Thousands of rioters took to the streets in Egypt after a court upheld the death sentences of 21 people found guilty of causing Egypt's worst ever football violence in Port Said in February 2012.

In Cairo, protesters set fire to the football federation headquarters, while in Port Said, residents attacked the football stadium and attempted to block the Suez canal.

The court in Cairo also announced verdicts for the other 52 defendants in the case, with 24 of them sentenced to jail, including two senior police officers who received 15 years. The remaining 28 were acquitted, including seven police officers.

Police in Port Said retreated to their stations after weeks of clashes with supporters of the local football team, al-Masry. The army has been in charge of security in central Port Said after police were pulled back to ease tensions.

More than 50 people have died and hundreds more have been injured in the city during protests against the trial over the past month.

The sentences, broadcast live on television, were met with howls of protest from Port Said residents. Many felt their friends had been convicted for nothing.

Hundreds gathered outside the local government headquarters after the verdict, carrying flags calling for an independent republic of Port Said.

Residents said they felt scapegoated by both the verdict and the military curfew enforced in the city since violence erupted in January, when the death sentences were first announced.

In both Cairo and Port Said, many believe the February 2012 riots, in which 74 people were killed, were provoked by police. They began after al-Masry fans invaded the pitch and attacked rival al-Ahly supporters during a match between the two teams. Police stepped back from the trouble and turned off the stadium's electricity. In the darkness, fans were stabbed to death and crushed against locked doors.

On Friday, two protesters were buried in back-to-back funerals after allegedly being shot by police. Multiple reports from human rights activists and local campaigners accuse police of firing indiscriminately at Port Said residents over the past few weeks.

The government of President Mohamed Morsi is struggling to contain the unravelling security situation. Witnesses said youths untied moored speedboats which supply shipping on the Suez waterway, while about 2,000 people blocked car ferries from crossing the canal.

In January, similar riots broke out in Port Said after 21 other men involved in the riot were given death sentences. Forty people were killed in the violence, most of them shot by police.

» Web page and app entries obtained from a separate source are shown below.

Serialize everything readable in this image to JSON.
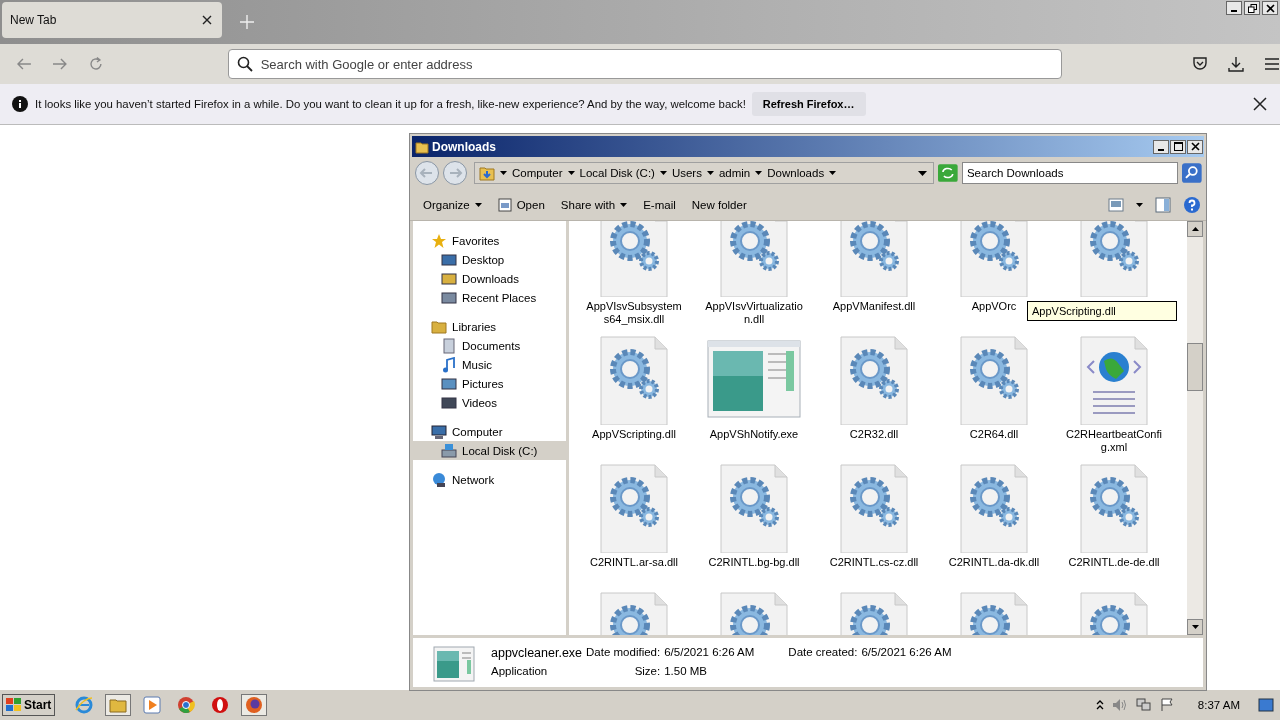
{
  "browser": {
    "tabs": [
      {
        "label": "New Tab",
        "selected": true
      }
    ],
    "address": {
      "placeholder": "Search with Google or enter address"
    },
    "notification": {
      "message": "It looks like you haven’t started Firefox in a while. Do you want to clean it up for a fresh, like-new experience? And by the way, welcome back!",
      "button": "Refresh Firefox…"
    }
  },
  "explorer": {
    "title": "Downloads",
    "breadcrumbs": [
      "Computer",
      "Local Disk (C:)",
      "Users",
      "admin",
      "Downloads"
    ],
    "search": {
      "placeholder": "Search Downloads"
    },
    "toolbar": [
      {
        "label": "Organize",
        "kind": "menu"
      },
      {
        "label": "Open",
        "kind": "open"
      },
      {
        "label": "Share with",
        "kind": "menu"
      },
      {
        "label": "E-mail",
        "kind": "plain"
      },
      {
        "label": "New folder",
        "kind": "plain"
      }
    ],
    "nav": [
      {
        "label": "Favorites",
        "kind": "star",
        "selected": false,
        "children": [
          {
            "label": "Desktop",
            "kind": "desktop",
            "selected": false
          },
          {
            "label": "Downloads",
            "kind": "downloads",
            "selected": false
          },
          {
            "label": "Recent Places",
            "kind": "recent",
            "selected": false
          }
        ]
      },
      {
        "label": "Libraries",
        "kind": "library",
        "selected": false,
        "children": [
          {
            "label": "Documents",
            "kind": "documents",
            "selected": false
          },
          {
            "label": "Music",
            "kind": "music",
            "selected": false
          },
          {
            "label": "Pictures",
            "kind": "pictures",
            "selected": false
          },
          {
            "label": "Videos",
            "kind": "videos",
            "selected": false
          }
        ]
      },
      {
        "label": "Computer",
        "kind": "computer",
        "selected": false,
        "children": [
          {
            "label": "Local Disk (C:)",
            "kind": "disk",
            "selected": true
          }
        ]
      },
      {
        "label": "Network",
        "kind": "network",
        "selected": false
      }
    ],
    "files": [
      {
        "name": "AppVIsvSubsystems64_msix.dll",
        "kind": "dll"
      },
      {
        "name": "AppVIsvVirtualization.dll",
        "kind": "dll"
      },
      {
        "name": "AppVManifest.dll",
        "kind": "dll"
      },
      {
        "name": "AppVOrc",
        "kind": "dll"
      },
      {
        "kind": "dll"
      },
      {
        "name": "AppVScripting.dll",
        "kind": "dll"
      },
      {
        "name": "AppVShNotify.exe",
        "kind": "exe"
      },
      {
        "name": "C2R32.dll",
        "kind": "dll"
      },
      {
        "name": "C2R64.dll",
        "kind": "dll"
      },
      {
        "name": "C2RHeartbeatConfig.xml",
        "kind": "xml"
      },
      {
        "name": "C2RINTL.ar-sa.dll",
        "kind": "dll"
      },
      {
        "name": "C2RINTL.bg-bg.dll",
        "kind": "dll"
      },
      {
        "name": "C2RINTL.cs-cz.dll",
        "kind": "dll"
      },
      {
        "name": "C2RINTL.da-dk.dll",
        "kind": "dll"
      },
      {
        "name": "C2RINTL.de-de.dll",
        "kind": "dll"
      },
      {
        "kind": "dll"
      },
      {
        "kind": "dll"
      },
      {
        "kind": "dll"
      },
      {
        "kind": "dll"
      },
      {
        "kind": "dll"
      }
    ],
    "tooltip": "AppVScripting.dll",
    "details": {
      "name": "appvcleaner.exe",
      "type": "Application",
      "modified_label": "Date modified:",
      "modified": "6/5/2021 6:26 AM",
      "created_label": "Date created:",
      "created": "6/5/2021 6:26 AM",
      "size_label": "Size:",
      "size": "1.50 MB"
    }
  },
  "taskbar": {
    "start": "Start",
    "apps": [
      {
        "kind": "ie",
        "selected": false
      },
      {
        "kind": "explorer",
        "selected": true
      },
      {
        "kind": "media",
        "selected": false
      },
      {
        "kind": "chrome",
        "selected": false
      },
      {
        "kind": "opera",
        "selected": false
      },
      {
        "kind": "firefox",
        "selected": true
      }
    ],
    "clock": "8:37 AM"
  }
}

Among those killed were Abdel-Halim al-Dizawi, who played for the city's Al-Marikh football team, and Tamer al-Fahla, who used to play for al-Masri.

At least eight people have been killed in Port Said this week, including three policemen.